Abstract 17733: Some Epilepsy Patients Die Suddenly Without a Preceding Seizure Episode: What are the Mechanisms?
Introduction: Epilepsy is associated with a significantly increased risk of sudden cardiac arrest (SCA), and we have previously reported that this devastating outcome does not always require a preceding seizure. Based on the hypothesis that the pathophysiology of SCA for epilepsy patients may be heterogeneous, we compared the clinical profile of epilepsy patients with and without seizure activity prior to SCA.
Methods: Subjects of all ages with SCA occurring in the setting of prior documented epilepsy were identified from a large, ongoing, population-based study of SCA in the Northwest US (community pop. approx. 1 million). We explored the relationships between baseline demographics, lifetime medical history and SCA circumstances among those who had a witnessed seizure within 24 hours of the SCA event (seizure-dependent) and those who did not (seizure-independent). Data were obtained from multiple sources (first responders, medical practitioners and medical examiner) between 2002 and 2015. Patients with terminal illnesses and non-cardiac causes of arrest were excluded, as well as those with infantile febrile seizures or alcoholic withdrawal seizures.
Results: Among 142 subjects with SCA and seizure disorder, 64 (45.1%) were witnessed during the event and, among these, 26 (40.6%) were seizure-dependent while 38 (59.4%) were seizure-independent. The seizure-independent subjects were significantly older (mean age 61.9 years; 95% CI, 43.1 to 80.7 years; vs 47.6 years; 95% CI, 27.0 to 68.2 years; p=0.006). However the younger seizure-dependent group had higher prevalence of cardiac arrest due to pulseless electrical activity (PEA) or asystole (81.0% vs 58.3%; p=0.081). There was no notable difference in the burden of comorbidities (Charlson index 1.92 vs 2.37; p=0.941), periarrest characteristics, ECG and echo parameters.
Conclusions: Seizure-independent SCA occurs at an older age, supporting the hypothesis that over time, neuro-cardiac remodeling may lead to cardiac arrest in the absence of hypoxia. In younger, seizure-dependent patients hypoxia may be a pre-requisite, but both hypotheses warrant further detailed investigation.

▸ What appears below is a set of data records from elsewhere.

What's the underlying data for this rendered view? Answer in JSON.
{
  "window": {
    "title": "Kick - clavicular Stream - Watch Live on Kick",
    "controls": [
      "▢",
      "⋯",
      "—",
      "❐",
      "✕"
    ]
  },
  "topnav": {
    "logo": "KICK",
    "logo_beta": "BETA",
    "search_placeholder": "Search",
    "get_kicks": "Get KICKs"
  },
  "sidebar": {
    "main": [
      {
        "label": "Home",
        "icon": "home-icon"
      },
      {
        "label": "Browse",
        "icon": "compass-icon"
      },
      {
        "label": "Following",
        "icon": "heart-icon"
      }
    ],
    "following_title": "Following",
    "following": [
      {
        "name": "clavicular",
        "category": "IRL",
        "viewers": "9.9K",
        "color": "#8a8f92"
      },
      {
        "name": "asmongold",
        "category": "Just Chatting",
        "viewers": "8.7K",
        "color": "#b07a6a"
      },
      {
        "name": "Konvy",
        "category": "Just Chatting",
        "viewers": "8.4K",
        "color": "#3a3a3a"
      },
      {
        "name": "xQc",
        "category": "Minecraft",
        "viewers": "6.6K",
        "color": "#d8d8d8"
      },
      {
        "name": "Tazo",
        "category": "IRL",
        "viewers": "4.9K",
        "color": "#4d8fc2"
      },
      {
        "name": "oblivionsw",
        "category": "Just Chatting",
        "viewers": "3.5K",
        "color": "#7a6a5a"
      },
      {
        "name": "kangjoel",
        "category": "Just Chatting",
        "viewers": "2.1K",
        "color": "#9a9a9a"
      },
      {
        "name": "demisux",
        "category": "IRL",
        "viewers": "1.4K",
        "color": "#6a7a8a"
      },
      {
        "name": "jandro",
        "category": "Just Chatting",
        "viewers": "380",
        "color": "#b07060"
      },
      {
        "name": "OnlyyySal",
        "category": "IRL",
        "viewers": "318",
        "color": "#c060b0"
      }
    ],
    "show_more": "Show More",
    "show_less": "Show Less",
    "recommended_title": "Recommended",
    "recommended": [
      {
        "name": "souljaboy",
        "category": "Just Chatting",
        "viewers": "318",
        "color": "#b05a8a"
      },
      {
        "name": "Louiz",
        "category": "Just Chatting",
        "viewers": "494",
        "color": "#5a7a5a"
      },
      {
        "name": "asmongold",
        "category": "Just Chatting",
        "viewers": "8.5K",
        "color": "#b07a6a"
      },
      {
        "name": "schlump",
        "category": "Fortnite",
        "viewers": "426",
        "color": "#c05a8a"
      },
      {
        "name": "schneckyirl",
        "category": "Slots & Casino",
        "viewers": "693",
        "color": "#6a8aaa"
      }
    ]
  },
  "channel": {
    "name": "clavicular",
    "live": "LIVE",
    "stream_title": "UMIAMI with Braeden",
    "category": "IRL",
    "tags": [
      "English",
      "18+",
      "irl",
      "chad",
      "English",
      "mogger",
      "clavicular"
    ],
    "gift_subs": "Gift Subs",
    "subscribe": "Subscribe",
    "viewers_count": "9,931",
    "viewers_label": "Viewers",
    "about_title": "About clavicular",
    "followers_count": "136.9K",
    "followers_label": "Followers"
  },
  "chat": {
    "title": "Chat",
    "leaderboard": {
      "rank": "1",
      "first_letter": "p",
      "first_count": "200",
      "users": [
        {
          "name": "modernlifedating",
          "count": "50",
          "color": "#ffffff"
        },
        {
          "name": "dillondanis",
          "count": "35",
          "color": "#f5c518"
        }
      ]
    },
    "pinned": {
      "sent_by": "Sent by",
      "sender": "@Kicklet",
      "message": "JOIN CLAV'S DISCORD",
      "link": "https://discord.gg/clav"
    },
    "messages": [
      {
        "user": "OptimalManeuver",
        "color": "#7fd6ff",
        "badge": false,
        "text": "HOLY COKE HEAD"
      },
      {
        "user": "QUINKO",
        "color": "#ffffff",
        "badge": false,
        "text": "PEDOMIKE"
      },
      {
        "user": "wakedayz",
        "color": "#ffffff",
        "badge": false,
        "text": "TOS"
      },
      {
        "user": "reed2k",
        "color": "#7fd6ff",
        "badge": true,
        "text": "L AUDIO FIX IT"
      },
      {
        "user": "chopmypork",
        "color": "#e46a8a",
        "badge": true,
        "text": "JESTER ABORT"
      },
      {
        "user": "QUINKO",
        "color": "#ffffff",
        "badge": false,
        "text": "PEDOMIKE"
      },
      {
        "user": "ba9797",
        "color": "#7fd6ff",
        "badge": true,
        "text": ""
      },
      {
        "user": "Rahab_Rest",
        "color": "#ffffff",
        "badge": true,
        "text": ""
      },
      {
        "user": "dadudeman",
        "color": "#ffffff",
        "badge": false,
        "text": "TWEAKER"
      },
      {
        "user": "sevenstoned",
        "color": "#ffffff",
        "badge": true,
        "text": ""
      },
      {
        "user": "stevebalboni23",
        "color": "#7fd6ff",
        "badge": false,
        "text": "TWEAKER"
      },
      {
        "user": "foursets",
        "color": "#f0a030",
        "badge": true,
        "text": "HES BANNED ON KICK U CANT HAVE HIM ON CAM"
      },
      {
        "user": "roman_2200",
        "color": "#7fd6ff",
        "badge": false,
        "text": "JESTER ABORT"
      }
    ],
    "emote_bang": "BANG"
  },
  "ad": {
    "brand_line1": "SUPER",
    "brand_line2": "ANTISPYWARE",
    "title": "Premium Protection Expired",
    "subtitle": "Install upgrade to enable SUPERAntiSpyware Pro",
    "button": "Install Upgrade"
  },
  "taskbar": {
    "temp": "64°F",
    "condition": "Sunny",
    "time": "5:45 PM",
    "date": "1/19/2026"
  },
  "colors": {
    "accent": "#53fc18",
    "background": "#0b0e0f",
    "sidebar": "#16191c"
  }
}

Author Disclosures: E.C. Stecker: Research Grant; Significant; NIH. K. Chua: None. A. Uy-Evanado: None. C. Teodorescu: None. K. Reinier: None. K. Gunson: None. J. Jui: None. S.S. Chugh: Research Grant; Significant; NIH.
- © 2015 by American Heart Association, Inc.